Federal government suggests homeless rates going down, advocates still push need for affordable housing
“Well homelessness is one of those things that nobody has to explain to anybody, you can see it on your streets,' Brian Sullivan a spokesperson with the U.S. Department of Housing and Urban Development said.
It’s an issue communities across the country are struggling to solve. But first, the federal government needs to know the scale of the problem.
“This is a very particular yardstick that we use and it’s not the only one but it’s certainly the only one that gets a handle on just how many people are living on our streets," Sullivan added.
Sullivan said each January they lead volunteers in counting those living on the streets.
In its 2017 Homeless Assessment Report to Congress, the agency used a snapshot approach. It found more than 550,000 people without a roof over their heads on one night in January.
“Counting those people on a single night on a single day in January is extremely difficult, it’s really an impossible task," Maria Foscarinis, Executive Director National Law Center on Homelessness and Poverty said.
Foscarinis said the snapshot approach is flawed because it missed so many. However, she agreed with HUD’s findings the number of homeless people in large, urban areas is up.
In places like Hawaii, the numbers have never been higher.
“We need great leadership on this that’s what lacking," Rep. Colleen Hanabusa (D-HI-1) added.
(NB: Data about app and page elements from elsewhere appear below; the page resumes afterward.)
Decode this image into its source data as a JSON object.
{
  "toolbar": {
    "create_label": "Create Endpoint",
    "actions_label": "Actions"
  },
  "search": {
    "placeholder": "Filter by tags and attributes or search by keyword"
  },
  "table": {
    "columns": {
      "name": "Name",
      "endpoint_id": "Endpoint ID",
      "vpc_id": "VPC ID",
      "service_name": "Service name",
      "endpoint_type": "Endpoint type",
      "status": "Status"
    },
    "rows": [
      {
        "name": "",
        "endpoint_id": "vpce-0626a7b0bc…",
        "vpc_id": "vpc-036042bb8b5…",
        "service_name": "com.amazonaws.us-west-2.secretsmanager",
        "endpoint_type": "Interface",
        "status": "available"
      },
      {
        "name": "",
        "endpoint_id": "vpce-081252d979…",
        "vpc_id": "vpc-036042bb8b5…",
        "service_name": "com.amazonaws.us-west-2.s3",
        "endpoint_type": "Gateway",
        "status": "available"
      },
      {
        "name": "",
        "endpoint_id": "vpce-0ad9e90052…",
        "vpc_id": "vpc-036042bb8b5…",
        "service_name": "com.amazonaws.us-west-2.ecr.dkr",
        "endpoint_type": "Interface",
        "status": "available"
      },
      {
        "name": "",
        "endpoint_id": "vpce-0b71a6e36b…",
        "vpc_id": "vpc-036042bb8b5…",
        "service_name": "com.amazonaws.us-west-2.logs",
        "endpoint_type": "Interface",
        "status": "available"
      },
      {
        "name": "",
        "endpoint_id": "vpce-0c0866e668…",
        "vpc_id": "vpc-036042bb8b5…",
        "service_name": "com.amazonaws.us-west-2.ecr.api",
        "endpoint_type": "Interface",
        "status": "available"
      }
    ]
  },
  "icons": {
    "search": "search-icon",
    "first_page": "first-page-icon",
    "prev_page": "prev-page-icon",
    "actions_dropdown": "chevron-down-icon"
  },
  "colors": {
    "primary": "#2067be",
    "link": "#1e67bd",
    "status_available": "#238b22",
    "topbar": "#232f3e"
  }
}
Hanabusa said this is a bipartisan issue and it comes down to one root problem affordable housing. HUD is investing $2 billion this year in more than 7,000 local homeless shelters but advocates argue more is needed to make homeless, rare and brief.